“I’m not disparaging anyone that is one the police board. However, the things that are happening with our police department happen east of Troost, so we need a regular person on there, not someone who is necessarily the biggest activist or the biggest business or whatever," Washington says. "We need some regular folks on there and we need an opportunity for the mayor and the city council to have a say in who goes in that board.”
Who has the power to fire the chief?
The board can fire the chief for cause. State law spells out fireable offenses such as being insubordinate or behaving in a way that’s “inconsistent with the interests of the public.”
What’s the police chief’s position on local control?
Chief Rick Smith addressed the issue in a radio interview Monday with KCMO Talk Radio’s Pete Mundo. Smith said the department has “always had local control” because the members of the board are local residents.
“What we don’t have is local political control and I see the aspect in that, you know, on the face it sounds very good. But for 32 years of policing, all I’ve known is our current method,” Smith said. “We’re the largest municipal law enforcement agency in the state of Missouri and looked at as one of the leaders, one of the role models for how we police on this side of the state versus all the rest of the state.”
What would it take to get local control?
The state legislature would have to change the law, or a citizen petition could put the issue on a statewide ballot.
In 2012, a statewide vote gave St. Louis control over its police board. Washington sees a similar path forward for Kansas City.
“The citizens are going to have to bring that forward. It has been somewhat clear that legislation is not going to move forward for local control,” Washington said.
Has local control helped in St. Louis?

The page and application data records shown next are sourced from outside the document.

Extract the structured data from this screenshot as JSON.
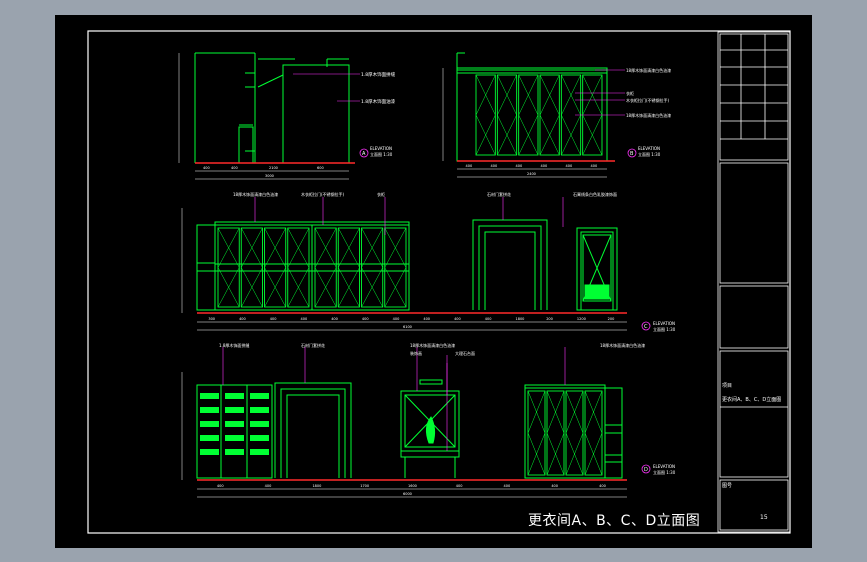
{
  "drawing": {
    "title": "更衣间A、B、C、D立面图",
    "scale_label": "立面图 1:30",
    "elevation_label": "ELEVATION",
    "colors": {
      "background": "#000000",
      "frame": "#ffffff",
      "linework": "#00ff33",
      "annotation": "#ff33ff",
      "floor_line": "#ff2a2a",
      "outline": "#ffffff",
      "window_bg": "#9aa3ae"
    }
  },
  "views": [
    {
      "id": "A",
      "dims": [
        "400",
        "400",
        "2100",
        "600"
      ],
      "total": "3000",
      "callouts": [
        "1.8厚木饰面拼缝",
        "1.8厚木饰面油漆"
      ]
    },
    {
      "id": "B",
      "dims": [
        "400",
        "400",
        "400",
        "400",
        "400",
        "400"
      ],
      "total": "2400",
      "callouts": [
        "18厚木饰面清漆白色油漆",
        "衣柜",
        "木衣柜拉门(不锈钢拉手)",
        "18厚木饰面清漆白色油漆"
      ]
    },
    {
      "id": "C",
      "dims": [
        "300",
        "400",
        "400",
        "400",
        "400",
        "400",
        "400",
        "400",
        "400",
        "400",
        "1800",
        "200",
        "1200",
        "200"
      ],
      "total": "6100",
      "callouts": [
        "18厚木饰面清漆白色油漆",
        "木衣柜拉门(不锈钢拉手)",
        "衣柜",
        "石材门套拼花",
        "石膏线条白色乳胶漆饰面"
      ]
    },
    {
      "id": "D",
      "dims": [
        "400",
        "400",
        "1800",
        "1700",
        "1600",
        "400",
        "400",
        "400",
        "400"
      ],
      "total": "6000",
      "callouts": [
        "1.8厚木饰面拼缝",
        "石材门套拼花",
        "18厚木饰面清漆白色油漆",
        "装饰画",
        "大理石台面",
        "18厚木饰面清漆白色油漆"
      ]
    }
  ],
  "title_block": {
    "project_label": "项目",
    "sheet_title": "更衣间A、B、C、D立面图",
    "drawing_no_label": "图号",
    "drawing_no": "15"
  }
}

It’s been a mixed bag, according to a St. Louis Public Radio review of the changes five years out. State Sen. Jamilah Nasheed pushed for local control, but said that once it was implemented she felt that the St. Louis City Board of Aldermen didn’t exercise enough oversight.

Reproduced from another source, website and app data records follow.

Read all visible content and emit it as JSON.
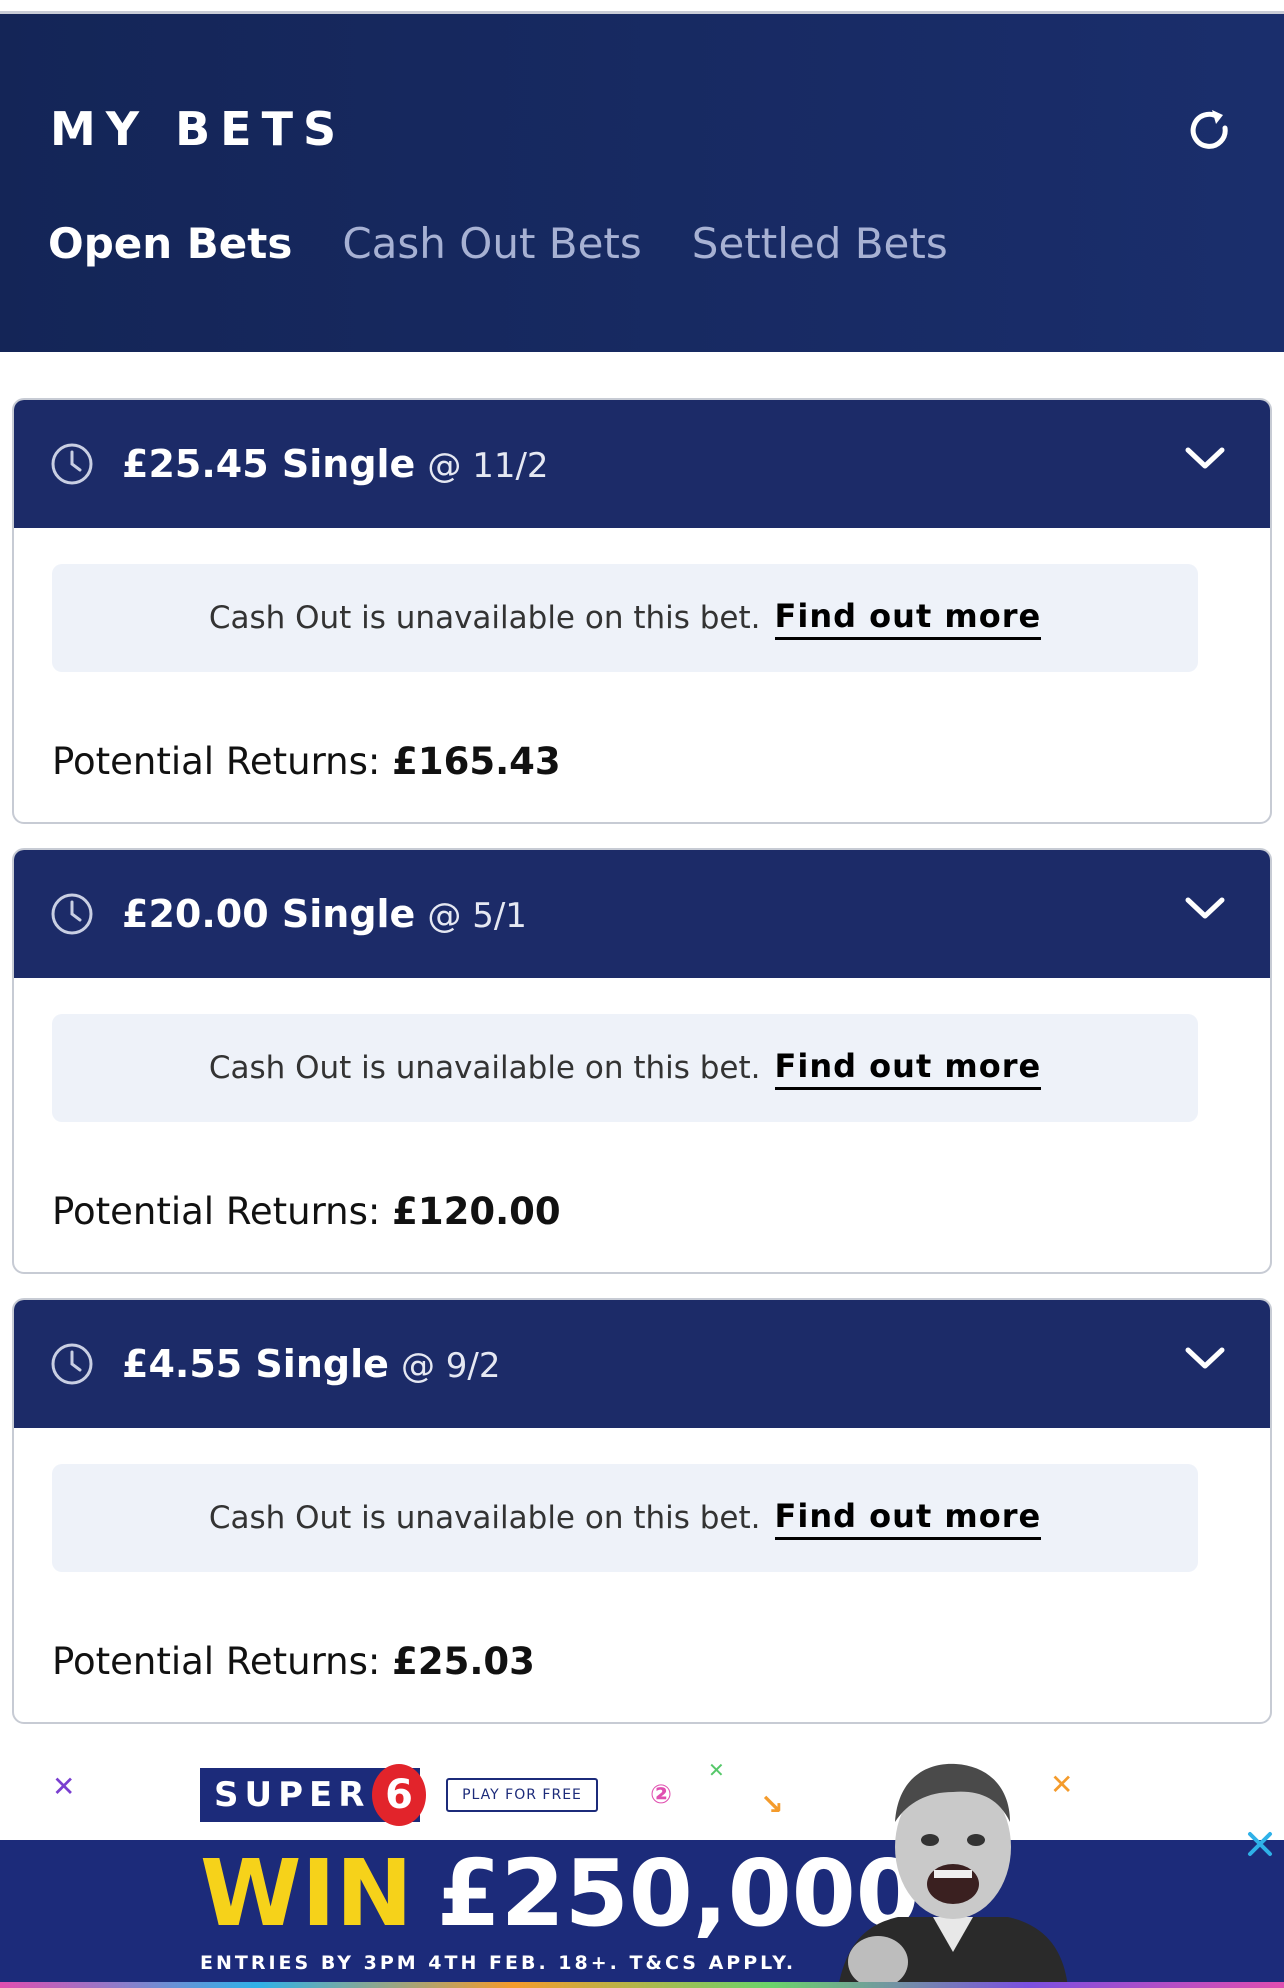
{
  "header": {
    "title": "MY BETS",
    "tabs": [
      {
        "label": "Open Bets",
        "active": true
      },
      {
        "label": "Cash Out Bets",
        "active": false
      },
      {
        "label": "Settled Bets",
        "active": false
      }
    ],
    "refresh_icon": "refresh-icon"
  },
  "bets": [
    {
      "stake": "£25.45 Single",
      "odds": "@ 11/2",
      "notice": "Cash Out is unavailable on this bet.",
      "link": "Find out more",
      "returns_label": "Potential Returns:",
      "returns": "£165.43"
    },
    {
      "stake": "£20.00 Single",
      "odds": "@ 5/1",
      "notice": "Cash Out is unavailable on this bet.",
      "link": "Find out more",
      "returns_label": "Potential Returns:",
      "returns": "£120.00"
    },
    {
      "stake": "£4.55 Single",
      "odds": "@ 9/2",
      "notice": "Cash Out is unavailable on this bet.",
      "link": "Find out more",
      "returns_label": "Potential Returns:",
      "returns": "£25.03"
    }
  ],
  "ad": {
    "brand": "SUPER",
    "brand_number": "6",
    "play_label": "PLAY FOR FREE",
    "win_word": "WIN",
    "prize": "£250,000",
    "small_print": "ENTRIES BY 3PM 4TH FEB. 18+. T&CS APPLY."
  },
  "colors": {
    "header_bg": "#142557",
    "bet_header_bg": "#1c2b68",
    "notice_bg": "#eef2f9",
    "ad_blue": "#1c2b7a",
    "ad_yellow": "#f6d21a"
  }
}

John Chasnoff, a Coalition Against Police Crimes and Repression co-chair, told KCUR in 2019 that while the city is still figuring out the right checks and balances, he’s found the police department to be more responsive.